Back home, Lica showed me his yearbook and pictures from his year in New York. It's evident he had a great year-- friends, attention, side trips-- he was a soccer star, played tennis, went on AFS weekends. And hung out a lot with Dan M--, who looks young; but then he still does.
Shirley asked if we wanted anything to eat-- Lica said no, but I was willing. We had spaghetti and bits of chicken, and talked in a mélange of languages: a little English, a little Portuguese, and mostly French. My Portuguese is probably as good as her English-- very halting-- but we did pretty well in French, so long as I didn't talk too fast. She made some interesting Portuguese-ish errors in French, like Je suis avec soif for "I'm thirsty", on the model of Estou com sêde; also connaisser as a slip for connaître, thinking of conhecer.

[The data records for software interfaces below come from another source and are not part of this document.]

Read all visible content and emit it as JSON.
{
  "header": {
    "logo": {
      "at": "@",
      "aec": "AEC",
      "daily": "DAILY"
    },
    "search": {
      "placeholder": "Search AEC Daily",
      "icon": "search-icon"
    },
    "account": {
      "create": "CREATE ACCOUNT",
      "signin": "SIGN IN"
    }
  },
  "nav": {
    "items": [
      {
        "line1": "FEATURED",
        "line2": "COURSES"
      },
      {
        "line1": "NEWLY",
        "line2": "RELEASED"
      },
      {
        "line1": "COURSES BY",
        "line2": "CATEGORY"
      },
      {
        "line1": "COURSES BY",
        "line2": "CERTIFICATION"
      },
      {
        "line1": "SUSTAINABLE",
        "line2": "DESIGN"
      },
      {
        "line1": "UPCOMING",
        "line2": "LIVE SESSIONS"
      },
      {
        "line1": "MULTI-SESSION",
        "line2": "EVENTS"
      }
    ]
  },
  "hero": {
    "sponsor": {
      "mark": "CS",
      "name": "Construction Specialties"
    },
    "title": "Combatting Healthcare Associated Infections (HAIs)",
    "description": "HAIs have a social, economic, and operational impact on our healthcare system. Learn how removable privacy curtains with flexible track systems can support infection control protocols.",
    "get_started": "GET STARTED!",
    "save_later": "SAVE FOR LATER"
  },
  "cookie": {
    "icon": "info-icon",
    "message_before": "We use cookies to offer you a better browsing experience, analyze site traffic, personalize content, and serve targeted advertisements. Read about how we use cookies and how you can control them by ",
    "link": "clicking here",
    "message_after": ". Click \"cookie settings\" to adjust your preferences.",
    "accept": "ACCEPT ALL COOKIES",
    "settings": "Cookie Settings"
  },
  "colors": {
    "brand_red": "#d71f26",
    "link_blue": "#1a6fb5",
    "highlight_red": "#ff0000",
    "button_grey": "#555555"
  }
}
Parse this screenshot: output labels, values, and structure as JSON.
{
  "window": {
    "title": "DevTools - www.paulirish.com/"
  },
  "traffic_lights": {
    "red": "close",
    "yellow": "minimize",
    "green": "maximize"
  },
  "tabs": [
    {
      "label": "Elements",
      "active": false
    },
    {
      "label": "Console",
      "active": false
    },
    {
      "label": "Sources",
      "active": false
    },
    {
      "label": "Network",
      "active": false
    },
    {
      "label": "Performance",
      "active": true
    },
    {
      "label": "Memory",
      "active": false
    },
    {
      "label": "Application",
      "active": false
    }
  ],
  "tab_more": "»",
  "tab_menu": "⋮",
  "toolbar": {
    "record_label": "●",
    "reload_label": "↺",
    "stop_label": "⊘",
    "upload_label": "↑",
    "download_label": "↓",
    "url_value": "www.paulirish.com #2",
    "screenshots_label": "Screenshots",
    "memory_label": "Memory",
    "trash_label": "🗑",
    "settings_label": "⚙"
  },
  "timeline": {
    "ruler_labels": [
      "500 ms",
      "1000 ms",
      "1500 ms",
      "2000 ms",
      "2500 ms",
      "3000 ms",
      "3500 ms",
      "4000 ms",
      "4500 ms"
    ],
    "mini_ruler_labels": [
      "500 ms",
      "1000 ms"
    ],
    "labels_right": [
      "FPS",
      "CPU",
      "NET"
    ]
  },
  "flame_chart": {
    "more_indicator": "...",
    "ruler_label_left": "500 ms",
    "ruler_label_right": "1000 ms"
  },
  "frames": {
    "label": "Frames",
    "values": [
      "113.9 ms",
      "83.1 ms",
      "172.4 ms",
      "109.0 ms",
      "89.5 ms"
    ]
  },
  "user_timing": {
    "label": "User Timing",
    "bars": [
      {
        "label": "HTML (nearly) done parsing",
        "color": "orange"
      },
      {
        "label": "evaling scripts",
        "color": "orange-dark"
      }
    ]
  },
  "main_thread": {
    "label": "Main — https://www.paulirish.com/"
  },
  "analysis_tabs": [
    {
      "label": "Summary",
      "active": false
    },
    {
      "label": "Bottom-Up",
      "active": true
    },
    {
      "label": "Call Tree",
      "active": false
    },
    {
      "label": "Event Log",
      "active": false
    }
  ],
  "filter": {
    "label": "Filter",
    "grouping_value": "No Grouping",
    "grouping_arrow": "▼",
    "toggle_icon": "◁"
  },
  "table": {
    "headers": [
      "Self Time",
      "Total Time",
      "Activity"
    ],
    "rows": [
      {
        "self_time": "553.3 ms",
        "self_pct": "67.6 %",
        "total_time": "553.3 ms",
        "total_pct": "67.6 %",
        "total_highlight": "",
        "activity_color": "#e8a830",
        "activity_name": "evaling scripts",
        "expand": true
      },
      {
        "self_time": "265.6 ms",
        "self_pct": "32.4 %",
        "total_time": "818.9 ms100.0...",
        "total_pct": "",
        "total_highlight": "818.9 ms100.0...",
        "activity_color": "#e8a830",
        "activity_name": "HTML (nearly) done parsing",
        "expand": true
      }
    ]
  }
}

We talked about my movel, about Communism, about movies (she found a lot of symbolism in Blade Runner, some of which went beyond me), about Brazil. The leftists just won most of the local elections held recently; she thinks they need a lot of experience: they've never held power, except a brief stint before a ditadura, and they have more ideas than practice. She's very much into astrology, and there's loads of her astrology books on the front table in the living room. This I can't quite deal with. She seems very serious, but after much conversation, she warmed up considerably. She insisted on using vous, however, and eventually I switched from tu to vous-- l'éducation trop livresque, je me doute, since she used você in Portuguese.
Well! Caught up, for the first time on Brazilian soil. Perhaps it's time for some general observations.

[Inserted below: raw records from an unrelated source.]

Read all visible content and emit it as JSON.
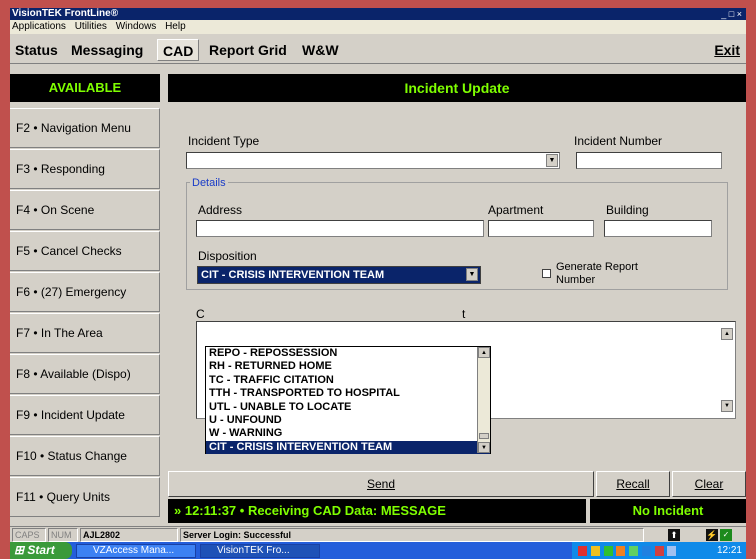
{
  "window": {
    "title": "VisionTEK FrontLine®",
    "controls": "_ □ ×"
  },
  "menu": [
    "Applications",
    "Utilities",
    "Windows",
    "Help"
  ],
  "tabs": [
    {
      "label": "Status"
    },
    {
      "label": "Messaging"
    },
    {
      "label": "CAD",
      "active": true
    },
    {
      "label": "Report Grid"
    },
    {
      "label": "W&W"
    }
  ],
  "exit_label": "Exit",
  "sidebar": {
    "status": "AVAILABLE",
    "items": [
      "F2 • Navigation Menu",
      "F3 • Responding",
      "F4 • On Scene",
      "F5 • Cancel Checks",
      "F6 • (27) Emergency",
      "F7 • In The Area",
      "F8 • Available (Dispo)",
      "F9 • Incident Update",
      "F10 • Status Change",
      "F11 • Query Units"
    ]
  },
  "form": {
    "title": "Incident Update",
    "incident_type_label": "Incident Type",
    "incident_type_value": "",
    "incident_number_label": "Incident Number",
    "incident_number_value": "",
    "details_title": "Details",
    "address_label": "Address",
    "apartment_label": "Apartment",
    "building_label": "Building",
    "disposition_label": "Disposition",
    "disposition_value": "CIT - CRISIS INTERVENTION TEAM",
    "generate_report_label_1": "Generate Report",
    "generate_report_label_2": "Number",
    "comments_label_fragment": "C",
    "comments_label_fragment2": "t",
    "disposition_options": [
      "REPO - REPOSSESSION",
      "RH - RETURNED HOME",
      "TC - TRAFFIC CITATION",
      "TTH - TRANSPORTED TO HOSPITAL",
      "UTL - UNABLE TO LOCATE",
      "U - UNFOUND",
      "W - WARNING",
      "CIT - CRISIS INTERVENTION TEAM"
    ],
    "selected_option_index": 7
  },
  "buttons": {
    "send": "Send",
    "recall": "Recall",
    "clear": "Clear"
  },
  "ticker": "» 12:11:37 • Receiving CAD Data: MESSAGE",
  "incident_status": "No Incident",
  "statusbar": {
    "caps": "CAPS",
    "num": "NUM",
    "unit": "AJL2802",
    "server": "Server Login: Successful"
  },
  "taskbar": {
    "start": "Start",
    "tasks": [
      "VZAccess Mana...",
      "VisionTEK Fro..."
    ],
    "clock": "12:21"
  },
  "colors": {
    "accent_green": "#7fff00",
    "header_black": "#000000",
    "selection_blue": "#0a246a",
    "frame_red": "#c0504d"
  }
}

On você, just mentioned: the textbooks lie. Almost everyone says você to me: Lica, his parents, Shirley-- in fact I haven't heard o senhor yet. Lica says things are changing-- he was brought up to say o senhor to elders, but never got used to being called o senhor himself-- he finds it strange. He says tú is used more in the South, and that te is sometimes used here, as in te amo, which I've seen in graffiti. But it's often used wrong: people mix você and te, or used 3rd-person verbs with tú.
Graffiti is more creative here-- more pictures, some quite elaborate. It's common to see romantic declarations-- less so here, however, than in Piracicaba.

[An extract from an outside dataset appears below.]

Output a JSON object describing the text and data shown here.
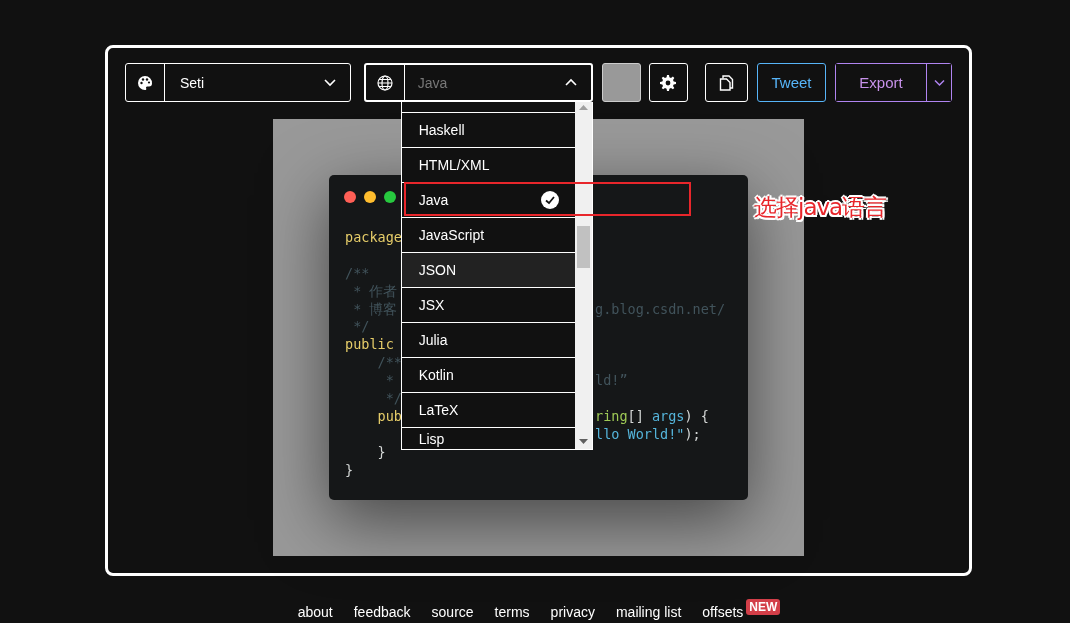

Security is a big concern here. Doors are securely locked, you put iron grates on the windows, you lock up your car everywhere. Every bank has armed guards. At Rio airport you're handed a sheet of paper with advice on security, and even here I am advised to be careful with my camera. It's all quite annoying-- I want a camera as a tool for recording impressions, not as a security risk. And everyone says Rio is much worse.
Inflation is the other big problem here. It averages 25% per month. This leads to various accommodations. Your savings account bears a similar rate of interest. You pay for almost everything-- meals, gas (alcohol)-- with checks, since cash declines so fast in value. Any offer must be dated, or you might give a price in dollars. If something costs 100,000 cruzados, you might offer to pay 150,000 in 3 monthly installments; as they're worth, successively, 50K, 37K, and 28K, you might be better off. Lica just bought a textbook for 11,000 cruzados; a few months ago, a friend paid Cz$ 3,000. It's impossible to be certain if you're making more or less money than before; financial planning is an adventure... it's crazy.
There's quite a mixture of people-- black, white, brown, Japanese, Italian, German, Portuguese, whatever. Interracial couples are common. But class distinctions are evident. Menial jobs are likely to be held by blacks, for instance, while the students at the university are mostly 'white'-- in fact I saw only one black student. Very few blonds; Lica says there's more down south, where more Germans immigrated.